The Democrat who ousted Sen. Frank Padavan (R-Bellerose) from the seat he held for nearly four decades, Avella has unofficially begun his stint as an Albany legislator. Almost immediately after the election, Avella said he has been fielding phone calls from soon-to-be constituents, has decided his office will be at his former City Council site at 38-50 Bell Blvd. and has selected a number of his employees, including his chief of staff, Seth Urbinder.
The off-beat musical comedy has been a centerpiece of the nonprofit’s fund-raising calendar since 1997, when Jeffrey Rosenstock, the theater’s executive director, created and first produced the show.
Featuring elected officials from throughout Queens?, the revue is a rare chance for residents to see the fun side of their elected officials, who don costumes and makeup and dance and sing their way through a full billing of songs with lyrics based on political issues of the day.
Political observers and exit polls are beginning to paint a picture of what exactly led to Democrat Tony Avella’s historic win over longtime state Sen. Frank Padavan (R-Bellerose) last week in a victory that left control of the Senate up in the air.
In the week since he won the special election to the southeast Queens City Council seat, Ruben Wills said he has been hard at work at making sure his constituents’ voices are heard when he enters City Hall.
When the state Assembly opens its 2011 legislative session in January, two new faces from western Queens will be seen on the floor.
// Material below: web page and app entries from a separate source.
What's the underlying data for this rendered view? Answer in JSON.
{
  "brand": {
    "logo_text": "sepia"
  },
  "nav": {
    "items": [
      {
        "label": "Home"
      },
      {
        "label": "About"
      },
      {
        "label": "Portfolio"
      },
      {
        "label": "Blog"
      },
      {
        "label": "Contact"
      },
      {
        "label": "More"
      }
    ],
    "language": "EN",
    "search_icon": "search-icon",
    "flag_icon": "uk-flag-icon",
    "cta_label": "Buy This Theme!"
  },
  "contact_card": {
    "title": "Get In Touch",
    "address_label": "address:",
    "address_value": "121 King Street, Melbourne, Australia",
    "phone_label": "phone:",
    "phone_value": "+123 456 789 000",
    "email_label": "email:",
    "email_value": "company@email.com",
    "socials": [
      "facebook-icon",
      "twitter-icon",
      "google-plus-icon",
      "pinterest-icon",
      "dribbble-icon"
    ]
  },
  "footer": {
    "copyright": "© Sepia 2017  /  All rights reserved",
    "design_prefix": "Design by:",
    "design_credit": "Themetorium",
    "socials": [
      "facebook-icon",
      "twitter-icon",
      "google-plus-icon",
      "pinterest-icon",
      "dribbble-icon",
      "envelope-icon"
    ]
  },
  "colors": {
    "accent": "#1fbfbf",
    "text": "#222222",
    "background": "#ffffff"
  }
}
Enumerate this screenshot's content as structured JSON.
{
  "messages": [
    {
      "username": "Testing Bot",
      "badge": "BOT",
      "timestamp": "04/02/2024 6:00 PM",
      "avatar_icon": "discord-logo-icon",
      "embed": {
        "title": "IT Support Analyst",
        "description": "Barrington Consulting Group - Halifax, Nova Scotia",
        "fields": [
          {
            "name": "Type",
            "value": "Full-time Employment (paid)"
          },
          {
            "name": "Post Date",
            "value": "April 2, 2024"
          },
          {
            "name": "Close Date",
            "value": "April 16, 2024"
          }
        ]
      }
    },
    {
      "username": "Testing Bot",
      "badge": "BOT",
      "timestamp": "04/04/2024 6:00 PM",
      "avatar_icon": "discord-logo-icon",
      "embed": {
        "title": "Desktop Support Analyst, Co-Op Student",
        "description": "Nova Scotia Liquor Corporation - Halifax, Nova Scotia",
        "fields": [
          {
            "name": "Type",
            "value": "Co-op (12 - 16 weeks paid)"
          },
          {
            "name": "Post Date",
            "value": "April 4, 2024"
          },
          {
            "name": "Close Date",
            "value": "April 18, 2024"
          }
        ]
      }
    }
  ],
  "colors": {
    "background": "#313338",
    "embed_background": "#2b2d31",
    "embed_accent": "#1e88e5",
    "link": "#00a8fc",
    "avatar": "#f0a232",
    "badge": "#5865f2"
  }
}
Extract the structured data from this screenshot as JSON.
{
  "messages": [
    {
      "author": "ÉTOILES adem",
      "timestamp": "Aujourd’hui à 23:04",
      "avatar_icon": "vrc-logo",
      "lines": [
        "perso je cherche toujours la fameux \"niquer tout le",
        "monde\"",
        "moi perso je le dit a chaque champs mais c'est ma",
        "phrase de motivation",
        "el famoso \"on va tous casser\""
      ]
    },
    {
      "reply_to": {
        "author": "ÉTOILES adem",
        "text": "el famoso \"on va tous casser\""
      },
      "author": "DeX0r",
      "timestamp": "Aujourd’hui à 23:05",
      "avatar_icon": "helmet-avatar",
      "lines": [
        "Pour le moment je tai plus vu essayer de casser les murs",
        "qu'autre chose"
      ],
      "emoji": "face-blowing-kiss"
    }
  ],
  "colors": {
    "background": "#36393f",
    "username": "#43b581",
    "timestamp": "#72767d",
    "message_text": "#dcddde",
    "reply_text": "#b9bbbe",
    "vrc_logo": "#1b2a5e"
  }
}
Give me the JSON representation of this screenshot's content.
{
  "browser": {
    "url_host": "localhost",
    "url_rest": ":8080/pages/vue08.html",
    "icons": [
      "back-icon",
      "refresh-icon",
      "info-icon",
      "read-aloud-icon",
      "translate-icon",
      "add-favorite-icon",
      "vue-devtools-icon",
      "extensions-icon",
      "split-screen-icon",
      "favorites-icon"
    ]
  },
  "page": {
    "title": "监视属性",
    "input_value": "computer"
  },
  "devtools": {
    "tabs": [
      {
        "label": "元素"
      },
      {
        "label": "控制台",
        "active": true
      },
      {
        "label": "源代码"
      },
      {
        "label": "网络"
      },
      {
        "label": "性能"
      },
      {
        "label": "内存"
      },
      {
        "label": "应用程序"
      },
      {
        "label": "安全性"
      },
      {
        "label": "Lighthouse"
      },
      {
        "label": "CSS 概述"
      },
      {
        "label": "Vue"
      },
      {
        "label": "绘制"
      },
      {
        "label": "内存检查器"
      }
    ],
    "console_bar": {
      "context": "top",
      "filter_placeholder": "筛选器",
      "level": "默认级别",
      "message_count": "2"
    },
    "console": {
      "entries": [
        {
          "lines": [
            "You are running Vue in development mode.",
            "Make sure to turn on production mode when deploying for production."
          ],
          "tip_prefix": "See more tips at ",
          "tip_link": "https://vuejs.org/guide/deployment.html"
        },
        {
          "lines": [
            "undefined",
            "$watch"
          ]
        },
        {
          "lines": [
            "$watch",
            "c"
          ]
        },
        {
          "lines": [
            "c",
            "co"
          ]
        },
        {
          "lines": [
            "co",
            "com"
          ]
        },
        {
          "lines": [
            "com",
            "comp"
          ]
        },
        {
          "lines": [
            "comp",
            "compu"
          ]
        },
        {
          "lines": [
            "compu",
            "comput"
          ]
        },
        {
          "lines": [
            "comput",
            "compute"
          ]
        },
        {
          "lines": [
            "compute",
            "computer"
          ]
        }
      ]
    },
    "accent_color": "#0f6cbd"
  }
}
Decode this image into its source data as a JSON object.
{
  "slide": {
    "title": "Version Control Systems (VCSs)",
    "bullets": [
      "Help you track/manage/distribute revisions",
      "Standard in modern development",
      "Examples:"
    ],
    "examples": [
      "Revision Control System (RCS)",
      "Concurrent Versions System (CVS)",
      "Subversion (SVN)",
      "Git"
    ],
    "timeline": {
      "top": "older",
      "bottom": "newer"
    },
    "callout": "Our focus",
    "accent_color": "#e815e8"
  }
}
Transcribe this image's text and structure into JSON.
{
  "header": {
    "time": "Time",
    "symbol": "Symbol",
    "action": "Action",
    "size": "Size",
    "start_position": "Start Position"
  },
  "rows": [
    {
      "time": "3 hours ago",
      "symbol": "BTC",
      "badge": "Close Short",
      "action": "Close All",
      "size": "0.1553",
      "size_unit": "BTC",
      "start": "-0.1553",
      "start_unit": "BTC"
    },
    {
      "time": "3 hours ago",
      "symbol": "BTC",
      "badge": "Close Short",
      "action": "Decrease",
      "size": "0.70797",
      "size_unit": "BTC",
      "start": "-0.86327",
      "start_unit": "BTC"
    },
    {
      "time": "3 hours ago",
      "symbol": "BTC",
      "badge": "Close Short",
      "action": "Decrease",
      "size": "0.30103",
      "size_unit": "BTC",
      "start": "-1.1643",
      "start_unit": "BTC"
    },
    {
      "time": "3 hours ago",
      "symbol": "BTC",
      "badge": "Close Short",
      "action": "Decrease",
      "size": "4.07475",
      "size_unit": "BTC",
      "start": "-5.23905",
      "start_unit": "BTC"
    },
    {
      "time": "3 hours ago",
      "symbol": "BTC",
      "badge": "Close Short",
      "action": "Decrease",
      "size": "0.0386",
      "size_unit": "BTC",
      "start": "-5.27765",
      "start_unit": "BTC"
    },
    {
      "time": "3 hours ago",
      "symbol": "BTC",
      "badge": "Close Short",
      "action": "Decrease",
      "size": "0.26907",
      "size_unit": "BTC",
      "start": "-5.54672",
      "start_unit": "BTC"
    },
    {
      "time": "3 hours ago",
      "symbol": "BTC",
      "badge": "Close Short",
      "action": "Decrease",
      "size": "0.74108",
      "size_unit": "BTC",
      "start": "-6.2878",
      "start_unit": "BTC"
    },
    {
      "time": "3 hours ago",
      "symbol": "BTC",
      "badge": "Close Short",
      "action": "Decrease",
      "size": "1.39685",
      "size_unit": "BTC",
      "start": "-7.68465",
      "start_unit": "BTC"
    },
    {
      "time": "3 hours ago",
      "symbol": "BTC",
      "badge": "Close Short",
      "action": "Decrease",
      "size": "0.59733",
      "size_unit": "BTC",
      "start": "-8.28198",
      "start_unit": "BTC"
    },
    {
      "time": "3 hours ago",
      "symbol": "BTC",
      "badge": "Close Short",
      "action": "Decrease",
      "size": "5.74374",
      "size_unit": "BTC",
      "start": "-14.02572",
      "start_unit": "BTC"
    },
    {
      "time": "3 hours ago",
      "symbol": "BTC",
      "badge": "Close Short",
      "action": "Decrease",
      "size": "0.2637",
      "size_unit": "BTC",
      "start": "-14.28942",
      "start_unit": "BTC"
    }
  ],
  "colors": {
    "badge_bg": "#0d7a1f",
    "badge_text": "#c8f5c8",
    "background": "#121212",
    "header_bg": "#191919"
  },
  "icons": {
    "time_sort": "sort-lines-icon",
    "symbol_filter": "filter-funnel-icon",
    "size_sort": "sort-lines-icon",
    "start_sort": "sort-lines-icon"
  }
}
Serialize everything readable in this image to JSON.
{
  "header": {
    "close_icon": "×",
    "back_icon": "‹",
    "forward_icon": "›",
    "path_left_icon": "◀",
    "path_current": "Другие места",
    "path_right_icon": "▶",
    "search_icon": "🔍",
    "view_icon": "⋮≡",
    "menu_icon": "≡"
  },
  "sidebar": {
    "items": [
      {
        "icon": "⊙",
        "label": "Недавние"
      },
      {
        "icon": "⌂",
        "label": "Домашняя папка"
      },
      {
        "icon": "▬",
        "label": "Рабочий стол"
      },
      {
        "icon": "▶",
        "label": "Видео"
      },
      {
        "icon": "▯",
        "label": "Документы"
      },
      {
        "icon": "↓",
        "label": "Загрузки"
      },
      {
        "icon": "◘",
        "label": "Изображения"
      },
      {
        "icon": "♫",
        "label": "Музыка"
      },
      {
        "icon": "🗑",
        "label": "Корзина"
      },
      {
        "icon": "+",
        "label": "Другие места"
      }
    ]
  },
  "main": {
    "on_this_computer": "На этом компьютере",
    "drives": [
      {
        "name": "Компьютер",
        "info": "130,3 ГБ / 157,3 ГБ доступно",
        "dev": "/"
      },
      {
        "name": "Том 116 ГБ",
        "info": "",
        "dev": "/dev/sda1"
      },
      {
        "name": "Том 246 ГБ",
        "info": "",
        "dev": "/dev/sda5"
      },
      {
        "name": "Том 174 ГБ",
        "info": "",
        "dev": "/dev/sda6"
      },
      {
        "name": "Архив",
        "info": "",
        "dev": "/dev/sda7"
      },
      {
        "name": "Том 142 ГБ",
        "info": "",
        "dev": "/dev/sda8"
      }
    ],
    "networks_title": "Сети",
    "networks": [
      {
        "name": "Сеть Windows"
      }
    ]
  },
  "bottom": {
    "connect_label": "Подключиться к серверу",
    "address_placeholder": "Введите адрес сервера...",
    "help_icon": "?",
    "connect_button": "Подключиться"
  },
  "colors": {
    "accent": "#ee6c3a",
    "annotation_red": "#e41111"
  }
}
Democrats Francisco Moya of Corona and Aravella Simotas of Astoria, both of whom had no opponents in the general election, stepped into seats left open by officials moving on to the state Senate.
Como, who netted 42 percent of the vote compared to Addabbo’s 57 percent, did not concede Nov. 2 due to reports from his supporters of problems with the voting machines.